> [ACTIVITY]:
The answer must be an exact copy of every entry.

********************

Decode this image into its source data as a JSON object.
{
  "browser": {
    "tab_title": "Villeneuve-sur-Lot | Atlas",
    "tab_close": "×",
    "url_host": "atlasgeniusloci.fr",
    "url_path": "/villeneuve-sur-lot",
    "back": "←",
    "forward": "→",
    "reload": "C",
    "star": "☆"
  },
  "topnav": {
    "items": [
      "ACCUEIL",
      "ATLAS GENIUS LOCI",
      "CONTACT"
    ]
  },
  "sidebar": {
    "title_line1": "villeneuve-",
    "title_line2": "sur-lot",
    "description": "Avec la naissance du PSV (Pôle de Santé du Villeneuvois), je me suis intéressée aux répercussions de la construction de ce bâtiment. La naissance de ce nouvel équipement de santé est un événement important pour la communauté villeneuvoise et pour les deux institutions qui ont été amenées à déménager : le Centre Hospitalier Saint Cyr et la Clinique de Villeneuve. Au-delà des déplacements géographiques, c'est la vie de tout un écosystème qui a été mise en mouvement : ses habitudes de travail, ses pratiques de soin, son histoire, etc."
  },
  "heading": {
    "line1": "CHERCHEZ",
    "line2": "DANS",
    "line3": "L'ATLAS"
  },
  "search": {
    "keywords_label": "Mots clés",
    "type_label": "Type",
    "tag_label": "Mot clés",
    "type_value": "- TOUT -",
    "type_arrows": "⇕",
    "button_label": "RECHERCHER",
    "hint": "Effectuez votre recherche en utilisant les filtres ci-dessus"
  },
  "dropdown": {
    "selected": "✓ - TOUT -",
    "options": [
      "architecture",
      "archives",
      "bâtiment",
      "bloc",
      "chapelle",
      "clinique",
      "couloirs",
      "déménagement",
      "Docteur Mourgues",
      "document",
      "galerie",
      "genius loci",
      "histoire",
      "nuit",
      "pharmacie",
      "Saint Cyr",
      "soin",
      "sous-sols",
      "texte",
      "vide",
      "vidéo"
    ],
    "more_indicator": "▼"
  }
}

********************

> [WRITTEN SOLUTION]:
Decode this image into its source data as a JSON object.
{
  "browser": {
    "tab_title": "Villeneuve-sur-Lot | Atlas",
    "tab_close": "×",
    "url_host": "atlasgeniusloci.fr",
    "url_path": "/villeneuve-sur-lot",
    "back": "←",
    "forward": "→",
    "reload": "C",
    "star": "☆"
  },
  "topnav": {
    "items": [
      "ACCUEIL",
      "ATLAS GENIUS LOCI",
      "CONTACT"
    ]
  },
  "sidebar": {
    "title_line1": "villeneuve-",
    "title_line2": "sur-lot",
    "description": "Avec la naissance du PSV (Pôle de Santé du Villeneuvois), je me suis intéressée aux répercussions de la construction de ce bâtiment. La naissance de ce nouvel équipement de santé est un événement important pour la communauté villeneuvoise et pour les deux institutions qui ont été amenées à déménager : le Centre Hospitalier Saint Cyr et la Clinique de Villeneuve. Au-delà des déplacements géographiques, c'est la vie de tout un écosystème qui a été mise en mouvement : ses habitudes de travail, ses pratiques de soin, son histoire, etc."
  },
  "heading": {
    "line1": "CHERCHEZ",
    "line2": "DANS",
    "line3": "L'ATLAS"
  },
  "search": {
    "keywords_label": "Mots clés",
    "type_label": "Type",
    "tag_label": "Mot clés",
    "type_value": "- TOUT -",
    "type_arrows": "⇕",
    "button_label": "RECHERCHER",
    "hint": "Effectuez votre recherche en utilisant les filtres ci-dessus"
  },
  "dropdown": {
    "selected": "✓ - TOUT -",
    "options": [
      "architecture",
      "archives",
      "bâtiment",
      "bloc",
      "chapelle",
      "clinique",
      "couloirs",
      "déménagement",
      "Docteur Mourgues",
      "document",
      "galerie",
      "genius loci",
      "histoire",
      "nuit",
      "pharmacie",
      "Saint Cyr",
      "soin",
      "sous-sols",
      "texte",
      "vide",
      "vidéo"
    ],
    "more_indicator": "▼"
  }
}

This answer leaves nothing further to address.